According to the News Letter publisher, Mesewaku, the symbols of the Drum represent Africa culture and ways of life. “In African perspective, it is important in the sense that you want to see the drum performing when a child is born, or when a person is getting married or a person is being buried. We use it to symbolise the monumental achievements of the Blacks in the world. In civilisation and world history Blacks achieved a lot.
“We want this drum to be exhibited at the 2014 Black History Month in the United States of America.”
Watson prayed and believed with hope. “May the sound of this drum tug at your hearts and move you to action and may BH month be that of reflection on the accomplishments of the past with a renewed dedication to improve the future.”
According to Coker, the images on the drum symbolise royalty before the advent of the colonial masters. Africans were born kings, princes and princesses. Our culture, African History, Heritage and Humanity; it shows our festivals like Eyo, Ogun Ajabo and Ifa. “I’m trying to tell the religions of our people and that Africa is very rich in culture.”

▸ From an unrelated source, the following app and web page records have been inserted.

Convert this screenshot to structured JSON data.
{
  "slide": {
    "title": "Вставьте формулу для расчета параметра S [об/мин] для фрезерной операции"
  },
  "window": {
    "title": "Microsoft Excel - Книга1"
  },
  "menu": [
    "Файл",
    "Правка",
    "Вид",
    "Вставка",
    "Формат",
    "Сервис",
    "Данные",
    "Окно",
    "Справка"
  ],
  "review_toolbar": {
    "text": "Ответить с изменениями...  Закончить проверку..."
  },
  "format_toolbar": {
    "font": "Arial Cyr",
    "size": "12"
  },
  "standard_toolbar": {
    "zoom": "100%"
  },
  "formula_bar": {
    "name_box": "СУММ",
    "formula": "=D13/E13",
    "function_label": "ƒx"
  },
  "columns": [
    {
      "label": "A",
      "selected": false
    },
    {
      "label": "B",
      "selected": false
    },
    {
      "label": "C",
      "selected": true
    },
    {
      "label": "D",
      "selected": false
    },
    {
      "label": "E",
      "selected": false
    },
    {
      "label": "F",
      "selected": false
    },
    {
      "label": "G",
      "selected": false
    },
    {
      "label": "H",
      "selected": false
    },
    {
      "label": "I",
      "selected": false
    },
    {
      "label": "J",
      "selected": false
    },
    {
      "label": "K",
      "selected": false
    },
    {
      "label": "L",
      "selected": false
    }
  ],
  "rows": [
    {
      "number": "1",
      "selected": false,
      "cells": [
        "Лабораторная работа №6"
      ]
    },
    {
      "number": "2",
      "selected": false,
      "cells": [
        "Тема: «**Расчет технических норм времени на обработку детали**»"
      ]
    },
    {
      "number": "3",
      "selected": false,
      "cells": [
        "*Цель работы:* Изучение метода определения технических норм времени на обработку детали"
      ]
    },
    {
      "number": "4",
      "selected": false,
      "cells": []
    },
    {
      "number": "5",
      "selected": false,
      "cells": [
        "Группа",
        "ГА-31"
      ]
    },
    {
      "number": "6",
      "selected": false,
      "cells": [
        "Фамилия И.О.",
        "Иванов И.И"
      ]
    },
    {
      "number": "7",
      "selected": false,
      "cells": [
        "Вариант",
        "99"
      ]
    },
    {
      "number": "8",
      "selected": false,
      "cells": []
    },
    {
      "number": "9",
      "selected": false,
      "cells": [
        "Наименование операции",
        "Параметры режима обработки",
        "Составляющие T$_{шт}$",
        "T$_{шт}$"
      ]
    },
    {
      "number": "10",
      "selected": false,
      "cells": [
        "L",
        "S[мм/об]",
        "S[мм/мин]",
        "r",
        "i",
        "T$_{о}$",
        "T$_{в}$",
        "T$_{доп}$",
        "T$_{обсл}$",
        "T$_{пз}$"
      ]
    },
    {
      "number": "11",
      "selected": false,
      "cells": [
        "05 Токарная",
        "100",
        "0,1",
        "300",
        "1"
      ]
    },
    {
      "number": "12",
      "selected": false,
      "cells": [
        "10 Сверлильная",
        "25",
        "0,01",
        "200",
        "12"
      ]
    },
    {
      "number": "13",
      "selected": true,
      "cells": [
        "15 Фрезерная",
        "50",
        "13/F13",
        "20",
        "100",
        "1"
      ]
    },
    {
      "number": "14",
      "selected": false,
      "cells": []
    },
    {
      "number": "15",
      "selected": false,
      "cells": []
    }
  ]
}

Meanwhile, the sculptor of the drum is Edward Jonathan. Others present at the event included the representative of the Akran of Badagry Kingdom, High Chief Baala; the master drummer of the Federal Republic of Nigeria, Mr. Gbenga Uga, who is also an indigene of Badagry; the representative of the Commissioner for Tourism and Inter-governmental Relations, Mr. Ashamu Fadipe and the United Nations Educational, Scientific and Cultural Organisation Consultant and Head of Social Sciences, Crawford University, Professor Alaba Simpson among others.
Some of the groups that performed included the Sato, Stilt-walkers’ and the Kpoji dancers, respectively.
After the representative of the Akran of Badagry Kingdom, High Chief Baala, unveiled the drum, at 2.10pm, the three young stilt-walkers of Badagry played the drum to the sound of everyone, which caused them to dance, celebrate and hail the black race.
The 11-foot drum is made of hard wood and sealed at the end with a deer’s skin. Constructed round its long solid body are carved reliefs of various cultural and historical representations and interpretation beautified with cowries.
• Ejifoma writes from Lagos